Though our world remains far from normal, if you’re like me, you’re grateful for the return of basketball. The courts look a little G League, and the virtual fans are kind of creepy, but overall it’s great to see our favorite teams active and in the hunt (go Lakers), with many star players—both heroes and villains—doing superhuman things to keep us engaged and take our minds off everything else. For casual observers, it may not seem like basketball and sales have much in common, but those who share a passion for beautiful processes can appreciate how one provides tips to be successful in the other. In honor of our beloved game, here are a few things for sales leaders to think about as they coach their teams to winning seasons.
Encourage a team mentality
There’s no “I” in team. While everyone wants to star on their own highlight poster, effective coaches know that sales—like basketball—is a team effort. For every remarkable circus shot a great athlete makes, there’s an equally important pick or assist that made it possible. Each individual contributor plays a vital role, from business development reps to technical sales to account managers. The most successful sales managers recognize this and create a team-focused strategy that emphasizes shared responsibility.
Hold everyone accountable
The most successful teams foster a culture of accountability. It’s incumbent on coaches to ensure all players—from the rookies to the veterans—are held accountable for their actions. Whether it’s a young basketball player or a new sales rep, team members respond more favorably when they see the star players held to a consistent standard. Remember, accountability starts at the top. People are more receptive to criticism from coaches who accept responsibility and holds themselves to the highest standard.
Put team members in positions to win
The best motivation is knowing someone believes in you. As a manager, show your more junior team members you trust them and are invested in their success. Bring them in on high-level sales calls or take them to meet a client. It’s one thing for your rookie to sit on the bench and watch, but nothing motivates like giving them the ball as the clock winds down. Include them in the process and encourage them to participate. Make or miss, they will strive to reward your confidence, which goes a long way to developing their own.
If you want your team members to trust and believe in each other, give them chances to interact as people—not just colleagues. Create opportunities for team members to connect on a level deeper than sales. This can be especially beneficial if your staff is a diverse group of savvy veterans and less-experienced rookies. Often, they will find they have much more in common than they thought or realize that their differences are complementary. Maybe your veterans resist the technology younger team members use more often. The differences in your own team are a great reminder that your clients are probably just as diverse. Once your team trusts each other, they can collaborate on solutions that help clients solve their most complex challenges.

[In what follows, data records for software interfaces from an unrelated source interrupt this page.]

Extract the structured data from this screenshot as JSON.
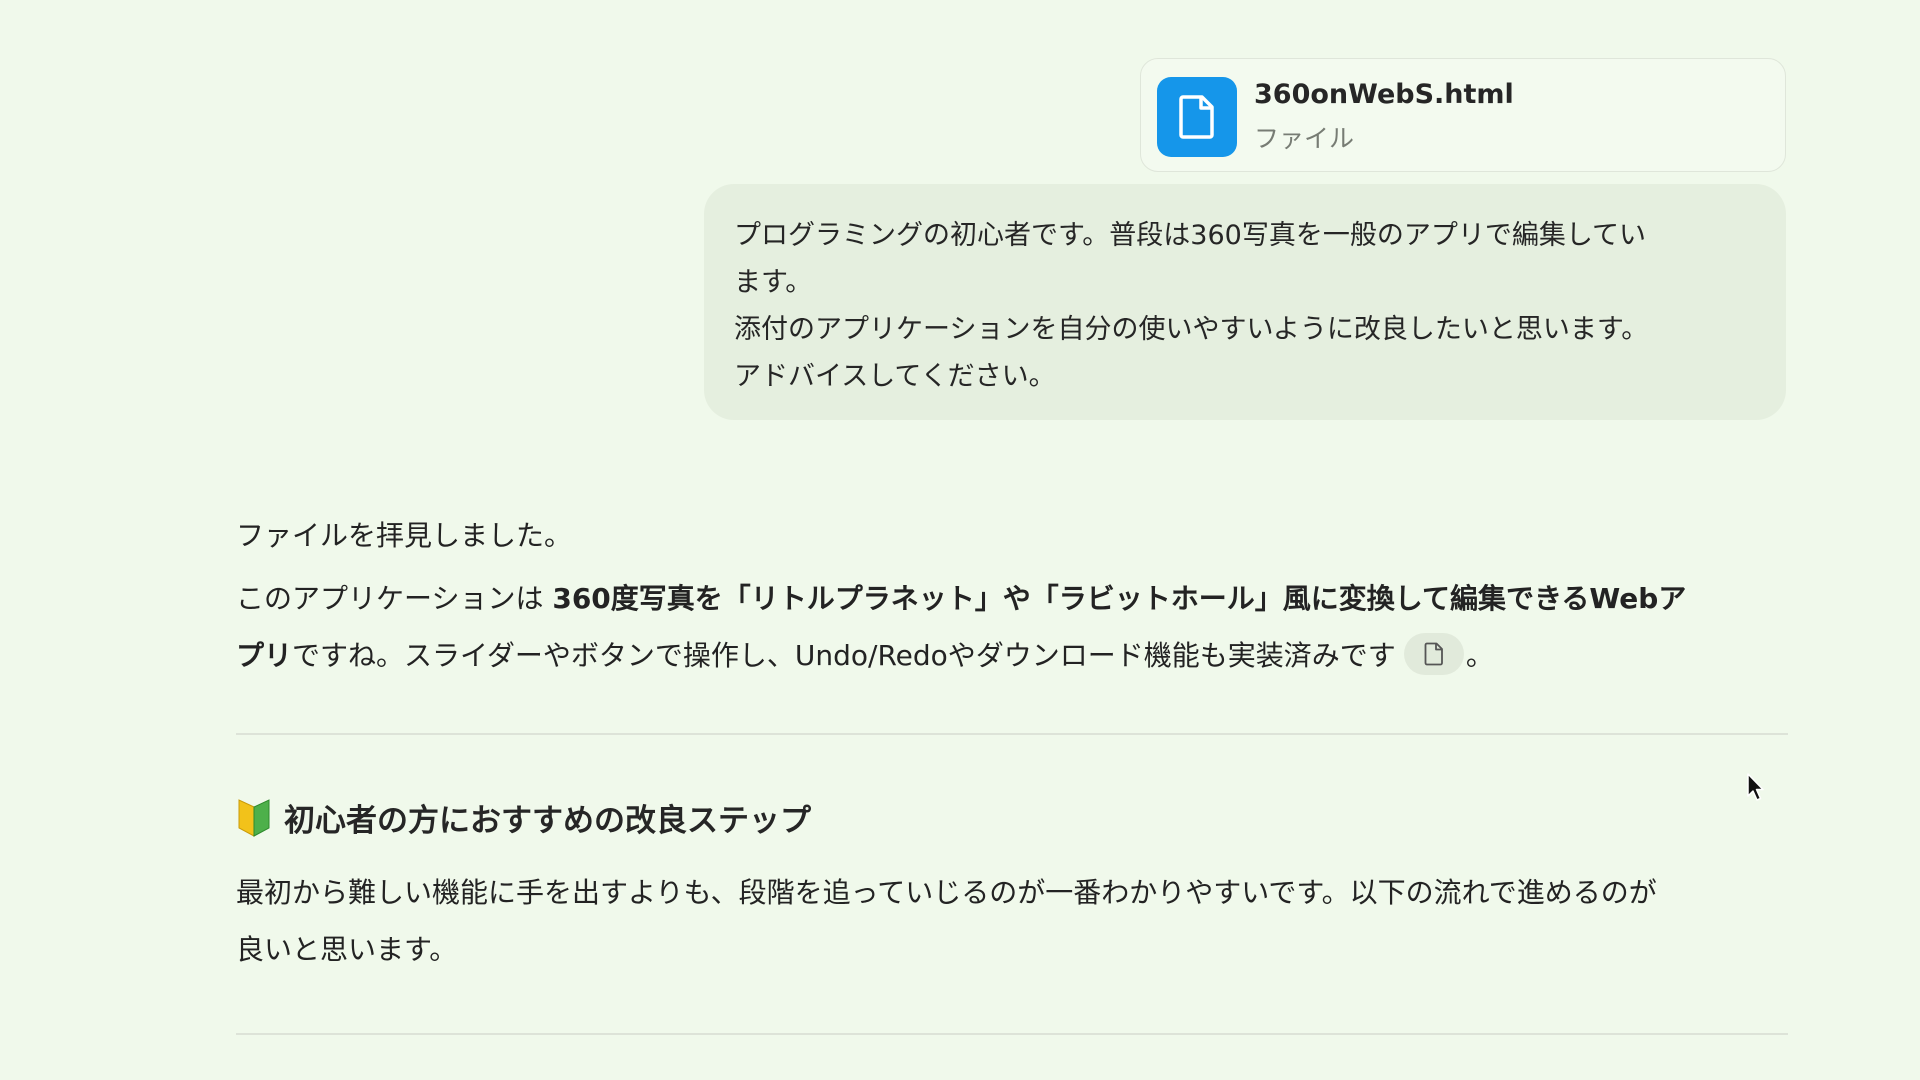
{
  "attachment": {
    "file_name": "360onWebS.html",
    "file_type": "ファイル",
    "icon": "document-icon",
    "icon_color": "#1596ea"
  },
  "user_message": {
    "lines": [
      "プログラミングの初心者です。普段は360写真を一般のアプリで編集してい",
      "ます。",
      "添付のアプリケーションを自分の使いやすいように改良したいと思います。",
      "アドバイスしてください。"
    ]
  },
  "response": {
    "intro": "ファイルを拝見しました。",
    "para": {
      "prefix": "このアプリケーションは ",
      "bold": "360度写真を「リトルプラネット」や「ラビットホール」風に変換して編集できるWebア",
      "line2_bold": "プリ",
      "line2_rest": "ですね。スライダーやボタンで操作し、Undo/Redoやダウンロード機能も実装済みです",
      "cite_icon": "document-icon",
      "suffix": "。"
    },
    "section": {
      "emoji_icon": "beginner-mark-icon",
      "title": "初心者の方におすすめの改良ステップ",
      "body_lines": [
        "最初から難しい機能に手を出すよりも、段階を追っていじるのが一番わかりやすいです。以下の流れで進めるのが",
        "良いと思います。"
      ]
    }
  },
  "colors": {
    "background": "#f0f9eb",
    "bubble": "#e5efdf",
    "accent": "#1596ea"
  }
}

In basketball and in sales, repetition builds consistency, and consistency creates wins. Like a basketball player staying after a game to shoot a hundred free throws, role playing in sales is an effective way to ensure skills become second nature. Periodically call your sales reps into the conference room and assign them different roles, from an enthusiastic client to a skeptical influencer. Provide a wide range of scenarios. This will allow reps to practice reacting to real-world situations from a variety of viewpoints and train them—in a low-risk environment—to think quickly with confidence.
One of the great things about sports is how they can mean many things to different people. For some, they are entertainment to take our minds off our problems. For others, they help pass the time in a drowsy slumber on the couch. Still, for true fans, a game like basketball can be a metaphor for the dedication, the skills, and the teamwork we need to employ every day to be the best in our careers. For sales leaders, basketball offers a lot of lessons about building a winning team. So for those like us, who see basketball as more than a game, welcome back. We’ll see you in the playoffs.For more helpful advice on how to advance your selling and sales management skills, visit Janek’s resource library.

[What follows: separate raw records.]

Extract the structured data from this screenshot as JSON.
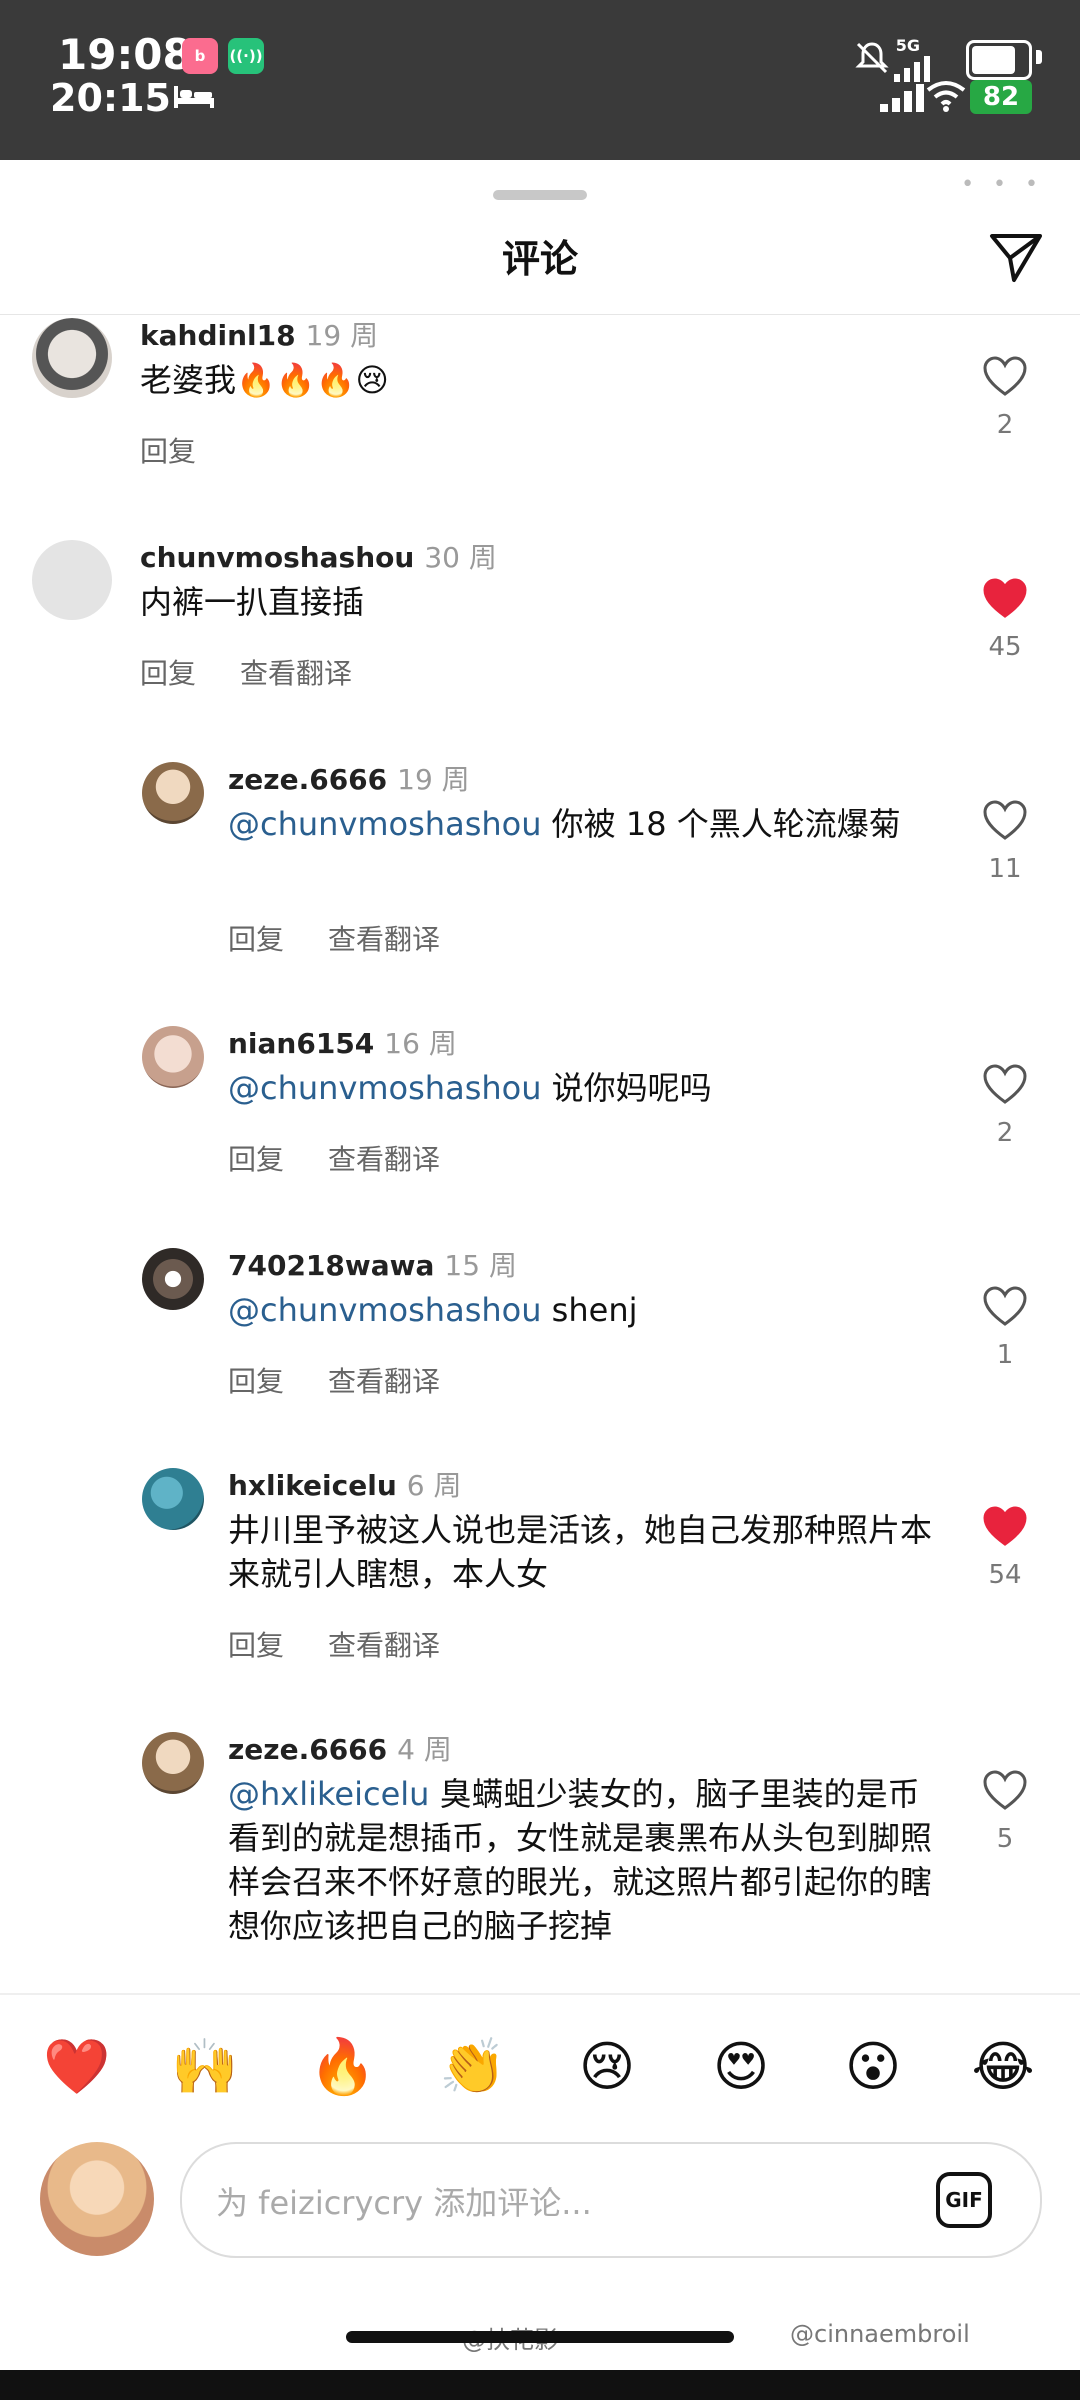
{
  "status": {
    "time_primary": "19:08",
    "time_secondary": "20:15",
    "network": "5G",
    "battery": "82",
    "battery_level": 0.82
  },
  "header": {
    "title": "评论"
  },
  "comments": [
    {
      "username": "kahdinl18",
      "age": "19 周",
      "text": "老婆我🔥🔥🔥😢",
      "actions": [
        "回复"
      ],
      "likes": "2",
      "liked": false
    },
    {
      "username": "chunvmoshashou",
      "age": "30 周",
      "text": "内裤一扒直接插",
      "actions": [
        "回复",
        "查看翻译"
      ],
      "likes": "45",
      "liked": true
    },
    {
      "username": "zeze.6666",
      "age": "19 周",
      "mention": "@chunvmoshashou",
      "text": " 你被 18 个黑人轮流爆菊",
      "actions": [
        "回复",
        "查看翻译"
      ],
      "likes": "11",
      "liked": false
    },
    {
      "username": "nian6154",
      "age": "16 周",
      "mention": "@chunvmoshashou",
      "text": " 说你妈呢吗",
      "actions": [
        "回复",
        "查看翻译"
      ],
      "likes": "2",
      "liked": false
    },
    {
      "username": "740218wawa",
      "age": "15 周",
      "mention": "@chunvmoshashou",
      "text": " shenj",
      "actions": [
        "回复",
        "查看翻译"
      ],
      "likes": "1",
      "liked": false
    },
    {
      "username": "hxlikeicelu",
      "age": "6 周",
      "text": "井川里予被这人说也是活该，她自己发那种照片本来就引人瞎想，本人女",
      "actions": [
        "回复",
        "查看翻译"
      ],
      "likes": "54",
      "liked": true
    },
    {
      "username": "zeze.6666",
      "age": "4 周",
      "mention": "@hxlikeicelu",
      "text": " 臭螨蛆少装女的，脑子里装的是币看到的就是想插币，女性就是裹黑布从头包到脚照样会召来不怀好意的眼光，就这照片都引起你的瞎想你应该把自己的脑子挖掉",
      "actions": [],
      "likes": "5",
      "liked": false
    }
  ],
  "emoji_bar": [
    "❤️",
    "🙌",
    "🔥",
    "👏",
    "😢",
    "😍",
    "😮",
    "😂"
  ],
  "compose": {
    "placeholder": "为 feizicrycry 添加评论...",
    "gif_label": "GIF"
  },
  "watermarks": {
    "left": "@扶花影",
    "right": "@cinnaembroil"
  }
}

Nick Kane is managing partner at Janek Performance Group and co-author of the book Critical Selling: How Top Performers Accelerate the Sales Process and Close More Deals. Connect with Nick on LinkedIn.